Consolidating strength: In less than a week since Musk acquired Twitter, the company’s C-suite appears to have almost entirely cleared out, through a mix of firings and resignations.
Twitter’s board of directors was also dissolved last week, according to a securities filing.
The company filing states that all previous members of Twitter’s board, including recently ousted CEO Parag Agrawal and chairman Bret Taylor, are no longer directors “in accordance with the terms of the merger agreement.” That makes Musk, according to the filing, “the sole director of Twitter.”
Cashing blue checks’ checks: Musk on Tuesday said he planned to charge $8 a month for Twitter’s subscription service, called “Twitter Blue,” with the promise to let anyone pay to receive a coveted blue check mark to verify their account. That’s a steep haircut from his original plan to charge users $19.99 a month to get or keep a verified account.
In a tweet, the world’s richest man used an expletive to describe his assessment of “Twitter’s current lords & peasants system for who has or doesn’t have a blue checkmark.” He added: “Power to the people! Blue for $8/month.”

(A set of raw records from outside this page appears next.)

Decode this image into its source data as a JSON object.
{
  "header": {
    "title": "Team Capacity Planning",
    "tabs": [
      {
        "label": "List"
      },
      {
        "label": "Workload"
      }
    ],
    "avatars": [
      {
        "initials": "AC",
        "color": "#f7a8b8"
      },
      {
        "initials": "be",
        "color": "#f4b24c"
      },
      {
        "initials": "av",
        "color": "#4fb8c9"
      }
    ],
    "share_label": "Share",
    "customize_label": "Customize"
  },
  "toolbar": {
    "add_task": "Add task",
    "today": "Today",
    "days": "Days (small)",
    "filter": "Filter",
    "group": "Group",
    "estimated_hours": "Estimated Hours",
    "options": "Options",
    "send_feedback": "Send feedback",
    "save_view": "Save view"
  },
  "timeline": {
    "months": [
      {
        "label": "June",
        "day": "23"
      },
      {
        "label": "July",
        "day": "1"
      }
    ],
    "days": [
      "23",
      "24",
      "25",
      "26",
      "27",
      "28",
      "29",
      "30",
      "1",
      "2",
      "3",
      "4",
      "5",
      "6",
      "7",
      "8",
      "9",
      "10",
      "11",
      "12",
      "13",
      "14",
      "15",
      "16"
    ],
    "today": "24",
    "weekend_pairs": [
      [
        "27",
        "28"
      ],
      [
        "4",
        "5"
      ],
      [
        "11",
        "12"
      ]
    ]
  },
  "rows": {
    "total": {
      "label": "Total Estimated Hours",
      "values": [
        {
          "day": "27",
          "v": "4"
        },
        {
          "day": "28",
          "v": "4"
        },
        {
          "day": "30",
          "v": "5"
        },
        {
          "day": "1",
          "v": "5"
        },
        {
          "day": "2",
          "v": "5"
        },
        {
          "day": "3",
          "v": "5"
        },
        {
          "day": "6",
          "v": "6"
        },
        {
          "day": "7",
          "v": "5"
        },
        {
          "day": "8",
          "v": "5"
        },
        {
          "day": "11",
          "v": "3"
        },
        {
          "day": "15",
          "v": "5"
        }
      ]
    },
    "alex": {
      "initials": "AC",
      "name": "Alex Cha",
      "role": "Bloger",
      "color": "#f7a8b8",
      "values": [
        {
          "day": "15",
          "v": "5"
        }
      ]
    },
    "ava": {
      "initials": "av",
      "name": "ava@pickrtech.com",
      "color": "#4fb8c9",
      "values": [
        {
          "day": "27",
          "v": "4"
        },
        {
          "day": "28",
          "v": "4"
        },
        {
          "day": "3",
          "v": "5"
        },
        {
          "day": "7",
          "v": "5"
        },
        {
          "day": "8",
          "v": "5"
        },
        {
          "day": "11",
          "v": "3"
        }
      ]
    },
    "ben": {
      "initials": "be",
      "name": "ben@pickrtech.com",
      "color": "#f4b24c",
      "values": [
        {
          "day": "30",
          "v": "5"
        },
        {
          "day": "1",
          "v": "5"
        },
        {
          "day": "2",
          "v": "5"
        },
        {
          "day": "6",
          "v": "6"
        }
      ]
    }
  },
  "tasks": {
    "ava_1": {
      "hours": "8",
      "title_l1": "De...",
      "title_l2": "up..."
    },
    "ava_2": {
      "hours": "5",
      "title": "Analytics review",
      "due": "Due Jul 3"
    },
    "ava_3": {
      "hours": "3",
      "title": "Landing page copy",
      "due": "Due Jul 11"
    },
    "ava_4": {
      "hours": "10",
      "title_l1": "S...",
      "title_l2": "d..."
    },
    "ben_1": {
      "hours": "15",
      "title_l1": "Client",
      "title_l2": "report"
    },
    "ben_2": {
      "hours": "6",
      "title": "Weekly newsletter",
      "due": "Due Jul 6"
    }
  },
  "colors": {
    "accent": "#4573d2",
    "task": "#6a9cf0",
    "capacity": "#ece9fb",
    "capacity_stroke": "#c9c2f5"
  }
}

Advertisers hit pause: Elon Musk wrote an open letter to advertisers just hours before cementing his acquisition of Twitter, explaining that he didn’t want the platform to become a “free-for-all hellscape.” But that attempt at reassuring the advertising industry, which makes up the vast majority of Twitter’s business, doesn’t appear to be working.
General Mills (GIS), Mondelez International (MDLZ), Pfizer (PFE) and Audi (AUDVF) have reportedly joined a growing list of companies hitting pause on their Twitter advertising in the wake of Musk’s acquisition.